Louisiana Sen. Rick Ward’s congressional redistricting map would give Black voters slight majorities in two of the state’s six U.S. House districts. (Image source: legis.la.gov)
The Louisiana Legislature advanced a single redistricting bill Friday that might comply with a federal court order to add a second majority-Black district to the state’s congressional map. Lawmakers have just three days left to pass a map that complies with the Voting Rights Act.
The Senate redistricting committee moved Senate Bill 3, filed by Sen. Rick Ward, R-Port Allen, to the Senate floor. It would give Black voters slight majorities in two of Louisiana’s six U.S. House districts with Black voting age populations of 50.08% in one and 50.14% in the other.
The map made it out of committee on a similarly slim margin of 5-4 with Republican Sens. Bret Allain and Franklin Foil joining three Democrats to report the bill “without action.” That motion, which Allain devised, kept the map alive without the GOP senators having to signal approval of its contents.
Allain said he couldn’t support the map but acknowledged the Senate needed to “keep an instrument alive” to send to the chamber floor.
The committee had earlier defeated a map from Sen. Cleo Fields, D-Baton Rouge, that featured two majority-Black districts, voting 6-3 against along racial and party lines.
The Legislature is under a court-ordered deadline to pass a map with two majority-Black districts no later than 6 p.m. Monday or else the court will draw one for them. U.S. District Judge Shelly Dick ruled last week that GOP state lawmakers racially gerrymandered the Louisiana’s congressional map to tilt elections in favor of white conservative candidates, and she specifically ordered lawmakers to add a second Black district.
Although Louisiana’s population is nearly one-third Black, lawmakers kept majority-white strongholds in five of the six districts during a February redistricting session.
NAACP Legal Defense Fund attorney Jared Evans, who filed the lawsuit on behalf of a group of Black voters, said Ward’s map might “barely” comply with Dick’s order.
Although Ward’s map is not the preferred choice of either side, Ward said lawmakers should not remove themselves completely “out of the equation” by relying solely on the judicial system to draw the map.

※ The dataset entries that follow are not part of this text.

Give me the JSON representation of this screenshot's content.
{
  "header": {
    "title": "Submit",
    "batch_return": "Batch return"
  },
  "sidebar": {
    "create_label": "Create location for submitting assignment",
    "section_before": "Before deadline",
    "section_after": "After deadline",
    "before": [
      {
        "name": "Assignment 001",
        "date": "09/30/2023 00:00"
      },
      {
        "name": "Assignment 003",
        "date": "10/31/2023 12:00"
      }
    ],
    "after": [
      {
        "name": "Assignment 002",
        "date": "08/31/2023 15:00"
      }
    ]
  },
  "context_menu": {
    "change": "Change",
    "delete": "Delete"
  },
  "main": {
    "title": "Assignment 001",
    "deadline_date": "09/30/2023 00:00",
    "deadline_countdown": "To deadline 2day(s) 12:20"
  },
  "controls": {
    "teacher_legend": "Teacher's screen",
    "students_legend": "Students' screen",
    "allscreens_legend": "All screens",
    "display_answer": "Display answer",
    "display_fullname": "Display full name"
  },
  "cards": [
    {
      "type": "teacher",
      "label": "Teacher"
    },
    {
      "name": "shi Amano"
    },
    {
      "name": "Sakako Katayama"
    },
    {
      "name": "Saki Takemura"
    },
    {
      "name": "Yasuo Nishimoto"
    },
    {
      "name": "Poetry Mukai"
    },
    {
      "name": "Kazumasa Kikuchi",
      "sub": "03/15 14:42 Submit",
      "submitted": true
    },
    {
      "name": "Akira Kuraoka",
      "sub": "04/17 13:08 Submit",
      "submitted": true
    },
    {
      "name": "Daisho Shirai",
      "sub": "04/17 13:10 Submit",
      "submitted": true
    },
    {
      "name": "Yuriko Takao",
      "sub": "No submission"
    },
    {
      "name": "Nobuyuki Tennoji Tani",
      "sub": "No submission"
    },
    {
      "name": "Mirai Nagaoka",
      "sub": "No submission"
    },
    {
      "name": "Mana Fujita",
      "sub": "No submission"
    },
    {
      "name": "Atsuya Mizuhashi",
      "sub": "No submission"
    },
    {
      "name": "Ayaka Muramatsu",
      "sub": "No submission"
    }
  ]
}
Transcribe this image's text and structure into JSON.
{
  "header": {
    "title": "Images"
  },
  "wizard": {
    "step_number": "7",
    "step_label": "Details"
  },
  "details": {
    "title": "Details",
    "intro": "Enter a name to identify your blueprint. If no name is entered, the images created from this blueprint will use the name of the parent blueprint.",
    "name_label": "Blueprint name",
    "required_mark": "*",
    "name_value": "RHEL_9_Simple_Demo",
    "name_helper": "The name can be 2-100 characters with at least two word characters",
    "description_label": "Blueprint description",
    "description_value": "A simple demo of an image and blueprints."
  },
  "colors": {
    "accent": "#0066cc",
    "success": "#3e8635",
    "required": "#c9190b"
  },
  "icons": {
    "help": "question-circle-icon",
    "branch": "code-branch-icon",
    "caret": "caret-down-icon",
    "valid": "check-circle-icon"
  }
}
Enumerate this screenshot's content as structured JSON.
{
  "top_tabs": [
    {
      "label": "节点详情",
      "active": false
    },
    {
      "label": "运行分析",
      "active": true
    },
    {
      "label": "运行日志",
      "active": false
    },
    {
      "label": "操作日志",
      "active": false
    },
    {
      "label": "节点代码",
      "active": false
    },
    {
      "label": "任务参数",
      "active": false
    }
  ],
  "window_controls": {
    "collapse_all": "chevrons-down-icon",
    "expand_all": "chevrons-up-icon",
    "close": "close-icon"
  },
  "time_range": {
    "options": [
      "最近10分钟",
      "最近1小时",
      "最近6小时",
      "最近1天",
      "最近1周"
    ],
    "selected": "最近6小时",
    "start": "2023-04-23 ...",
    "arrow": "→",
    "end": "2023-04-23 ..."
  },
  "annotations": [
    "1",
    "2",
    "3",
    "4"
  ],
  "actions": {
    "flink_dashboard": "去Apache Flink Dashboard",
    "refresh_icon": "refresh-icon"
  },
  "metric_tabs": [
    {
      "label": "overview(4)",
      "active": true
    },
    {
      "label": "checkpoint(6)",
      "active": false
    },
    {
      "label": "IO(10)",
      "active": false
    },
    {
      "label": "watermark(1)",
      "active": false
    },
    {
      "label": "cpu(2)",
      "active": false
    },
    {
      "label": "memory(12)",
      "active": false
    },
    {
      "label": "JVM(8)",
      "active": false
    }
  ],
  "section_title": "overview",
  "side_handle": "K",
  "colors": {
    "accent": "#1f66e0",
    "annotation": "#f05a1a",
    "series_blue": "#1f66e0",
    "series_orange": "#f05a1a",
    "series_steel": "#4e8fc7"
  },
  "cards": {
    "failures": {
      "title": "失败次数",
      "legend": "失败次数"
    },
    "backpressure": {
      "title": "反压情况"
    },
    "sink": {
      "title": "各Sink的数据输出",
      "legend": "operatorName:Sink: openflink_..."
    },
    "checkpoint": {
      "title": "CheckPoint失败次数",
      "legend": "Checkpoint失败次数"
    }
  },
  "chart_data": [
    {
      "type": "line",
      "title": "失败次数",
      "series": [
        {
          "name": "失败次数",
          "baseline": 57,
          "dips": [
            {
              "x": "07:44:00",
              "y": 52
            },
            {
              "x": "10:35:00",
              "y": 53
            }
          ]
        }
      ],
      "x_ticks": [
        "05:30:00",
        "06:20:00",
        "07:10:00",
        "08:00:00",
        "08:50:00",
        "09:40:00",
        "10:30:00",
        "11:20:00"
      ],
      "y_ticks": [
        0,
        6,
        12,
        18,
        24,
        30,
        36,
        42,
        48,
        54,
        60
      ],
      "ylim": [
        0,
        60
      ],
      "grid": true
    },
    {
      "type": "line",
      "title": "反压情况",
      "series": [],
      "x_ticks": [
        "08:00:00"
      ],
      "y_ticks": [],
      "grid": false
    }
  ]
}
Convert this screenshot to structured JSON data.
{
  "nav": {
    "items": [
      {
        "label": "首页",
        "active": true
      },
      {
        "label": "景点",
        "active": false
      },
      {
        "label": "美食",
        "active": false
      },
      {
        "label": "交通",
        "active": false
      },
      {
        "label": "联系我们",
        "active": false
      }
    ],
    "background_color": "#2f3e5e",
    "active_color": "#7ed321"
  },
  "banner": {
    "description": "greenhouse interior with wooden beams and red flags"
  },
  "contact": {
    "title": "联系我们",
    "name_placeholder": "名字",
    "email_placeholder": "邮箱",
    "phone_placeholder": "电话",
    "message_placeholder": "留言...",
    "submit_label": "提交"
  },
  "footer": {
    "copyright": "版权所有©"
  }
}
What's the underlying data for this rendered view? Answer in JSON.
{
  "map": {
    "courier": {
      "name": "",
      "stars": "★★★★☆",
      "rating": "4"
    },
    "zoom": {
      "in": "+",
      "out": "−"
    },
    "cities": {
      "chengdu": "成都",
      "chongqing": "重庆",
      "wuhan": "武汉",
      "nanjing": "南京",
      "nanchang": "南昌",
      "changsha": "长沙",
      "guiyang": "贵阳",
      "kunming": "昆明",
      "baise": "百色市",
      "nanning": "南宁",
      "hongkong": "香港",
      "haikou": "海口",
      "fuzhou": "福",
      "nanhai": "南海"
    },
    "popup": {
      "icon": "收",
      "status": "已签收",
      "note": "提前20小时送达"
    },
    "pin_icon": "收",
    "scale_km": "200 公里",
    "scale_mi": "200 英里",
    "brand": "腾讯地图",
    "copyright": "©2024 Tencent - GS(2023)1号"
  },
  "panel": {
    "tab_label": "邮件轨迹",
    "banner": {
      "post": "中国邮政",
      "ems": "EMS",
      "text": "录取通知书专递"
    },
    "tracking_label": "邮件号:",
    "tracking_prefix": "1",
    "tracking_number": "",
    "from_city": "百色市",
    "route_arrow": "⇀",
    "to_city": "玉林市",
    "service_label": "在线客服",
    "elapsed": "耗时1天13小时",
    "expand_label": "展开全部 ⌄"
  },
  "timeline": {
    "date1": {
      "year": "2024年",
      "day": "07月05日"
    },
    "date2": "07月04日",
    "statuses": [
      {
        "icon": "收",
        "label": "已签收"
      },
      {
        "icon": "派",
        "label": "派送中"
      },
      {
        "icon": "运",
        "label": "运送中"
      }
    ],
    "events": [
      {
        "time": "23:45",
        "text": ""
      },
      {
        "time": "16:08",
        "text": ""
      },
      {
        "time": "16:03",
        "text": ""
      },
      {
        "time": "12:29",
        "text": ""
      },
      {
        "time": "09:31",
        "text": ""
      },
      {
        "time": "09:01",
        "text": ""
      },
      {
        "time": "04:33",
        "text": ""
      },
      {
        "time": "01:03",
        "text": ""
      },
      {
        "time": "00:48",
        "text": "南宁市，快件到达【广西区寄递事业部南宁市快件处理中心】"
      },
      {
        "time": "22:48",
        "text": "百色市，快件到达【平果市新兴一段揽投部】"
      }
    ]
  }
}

The House redistricting committee rejected a similar map Friday under House Bill 4 from Rep. Barry Ivey, R-Central. The map gave Black voters slight majorities of just over 50% in two of the districts. Ivey said he offered it as a compromise that would have the least impact on the status quo districts.
The only lawmaker to draw two maps this session, Ivey shelved his second map proposal, HB 3, upon request of the committee chair’s concern with time constraints, he said.
A second option from Rep. Royce Duplessis, D-New Orleans, featured two Black stronghold districts but failed in committee by a single vote.
Repeating an argument that some Black residents made during the committee hearing, Duplessis said every civil right he and other Black people have today came initially from the courts.
GET THE MORNING HEADLINES DELIVERED TO YOUR INBOX
Our stories may be republished online or in print under Creative Commons license CC BY-NC-ND 4.0. We ask that you edit only for style or to shorten, provide proper attribution and link to our web site. Please see our republishing guidelines for use of photos and graphics.